▶ Assignment
Repeat the data that follows, word for word, without the images.

Excerpts from an interface dataset
|---|
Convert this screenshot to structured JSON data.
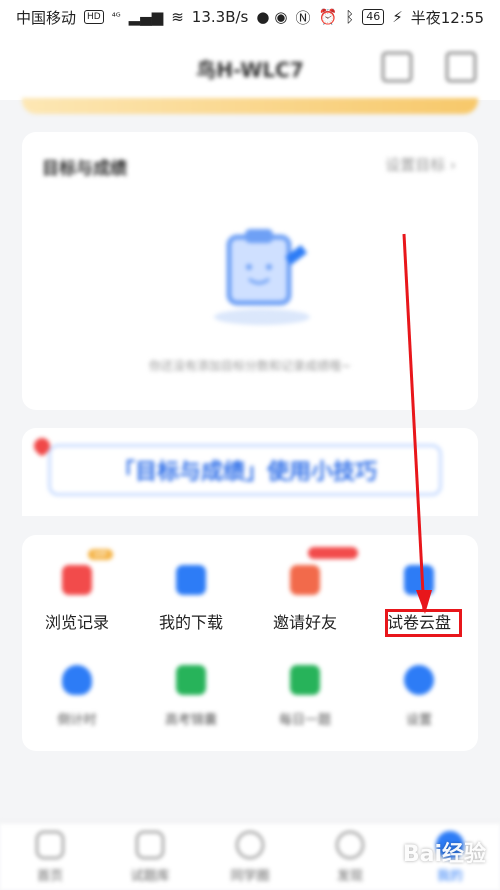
{
  "status_bar": {
    "carrier": "中国移动",
    "hd": "HD",
    "network": "⁴ᴳ",
    "speed": "13.3B/s",
    "battery": "46",
    "time": "半夜12:55"
  },
  "header": {
    "title": "鸟H-WLC7"
  },
  "goal_card": {
    "title": "目标与成绩",
    "link": "设置目标 ›",
    "empty_text": "你还没有添加目标分数和记录成绩哦~"
  },
  "tips_banner": {
    "text": "「目标与成绩」使用小技巧"
  },
  "tools": {
    "row1": [
      {
        "label": "浏览记录",
        "color": "#f24b4b"
      },
      {
        "label": "我的下载",
        "color": "#2d7cf6"
      },
      {
        "label": "邀请好友",
        "color": "#f26a4b"
      },
      {
        "label": "试卷云盘",
        "color": "#2d7cf6"
      }
    ],
    "row2": [
      {
        "label": "倒计时",
        "color": "#2d7cf6"
      },
      {
        "label": "高考锦囊",
        "color": "#27b35a"
      },
      {
        "label": "每日一题",
        "color": "#27b35a"
      },
      {
        "label": "设置",
        "color": "#2d7cf6"
      }
    ]
  },
  "bottom_nav": {
    "items": [
      {
        "label": "首页"
      },
      {
        "label": "试题库"
      },
      {
        "label": "同学圈"
      },
      {
        "label": "发现"
      },
      {
        "label": "我的"
      }
    ]
  },
  "watermark": "Bai经验"
}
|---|
▶ Written solution
Convert this screenshot to structured JSON data.
{
  "status_bar": {
    "carrier": "中国移动",
    "hd": "HD",
    "network": "⁴ᴳ",
    "speed": "13.3B/s",
    "battery": "46",
    "time": "半夜12:55"
  },
  "header": {
    "title": "鸟H-WLC7"
  },
  "goal_card": {
    "title": "目标与成绩",
    "link": "设置目标 ›",
    "empty_text": "你还没有添加目标分数和记录成绩哦~"
  },
  "tips_banner": {
    "text": "「目标与成绩」使用小技巧"
  },
  "tools": {
    "row1": [
      {
        "label": "浏览记录",
        "color": "#f24b4b"
      },
      {
        "label": "我的下载",
        "color": "#2d7cf6"
      },
      {
        "label": "邀请好友",
        "color": "#f26a4b"
      },
      {
        "label": "试卷云盘",
        "color": "#2d7cf6"
      }
    ],
    "row2": [
      {
        "label": "倒计时",
        "color": "#2d7cf6"
      },
      {
        "label": "高考锦囊",
        "color": "#27b35a"
      },
      {
        "label": "每日一题",
        "color": "#27b35a"
      },
      {
        "label": "设置",
        "color": "#2d7cf6"
      }
    ]
  },
  "bottom_nav": {
    "items": [
      {
        "label": "首页"
      },
      {
        "label": "试题库"
      },
      {
        "label": "同学圈"
      },
      {
        "label": "发现"
      },
      {
        "label": "我的"
      }
    ]
  },
  "watermark": "Bai经验"
}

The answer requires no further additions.